== Aim of the exercise ==
Count the lines in the material below that contain the word "screenshot" and give the number alone.

========================

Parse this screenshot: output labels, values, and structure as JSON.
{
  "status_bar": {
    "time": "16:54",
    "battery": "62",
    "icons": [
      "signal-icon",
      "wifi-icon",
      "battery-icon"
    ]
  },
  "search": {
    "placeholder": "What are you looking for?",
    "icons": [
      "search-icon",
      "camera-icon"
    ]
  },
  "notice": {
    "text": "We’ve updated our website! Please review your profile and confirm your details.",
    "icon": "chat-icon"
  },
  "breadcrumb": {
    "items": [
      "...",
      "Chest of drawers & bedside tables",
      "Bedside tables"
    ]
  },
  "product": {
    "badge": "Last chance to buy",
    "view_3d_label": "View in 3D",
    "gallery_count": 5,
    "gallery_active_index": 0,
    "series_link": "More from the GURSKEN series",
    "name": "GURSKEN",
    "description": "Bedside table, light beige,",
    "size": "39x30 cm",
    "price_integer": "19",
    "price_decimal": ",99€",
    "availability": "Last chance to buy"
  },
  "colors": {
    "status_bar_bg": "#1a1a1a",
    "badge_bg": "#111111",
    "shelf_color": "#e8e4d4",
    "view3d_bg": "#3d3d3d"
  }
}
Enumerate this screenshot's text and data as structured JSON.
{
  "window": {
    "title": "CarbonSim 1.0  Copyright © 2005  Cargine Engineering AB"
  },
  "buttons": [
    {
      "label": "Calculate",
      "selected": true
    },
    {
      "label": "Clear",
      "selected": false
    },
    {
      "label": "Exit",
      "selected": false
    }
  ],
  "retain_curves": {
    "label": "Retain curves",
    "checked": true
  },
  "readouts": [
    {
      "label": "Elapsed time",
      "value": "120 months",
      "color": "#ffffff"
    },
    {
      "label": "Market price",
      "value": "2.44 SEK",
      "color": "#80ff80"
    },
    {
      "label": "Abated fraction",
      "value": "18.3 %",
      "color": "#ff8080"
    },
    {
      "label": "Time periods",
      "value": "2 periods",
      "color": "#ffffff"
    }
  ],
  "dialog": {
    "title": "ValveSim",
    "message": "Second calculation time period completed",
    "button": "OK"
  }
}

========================

== Answer section ==
2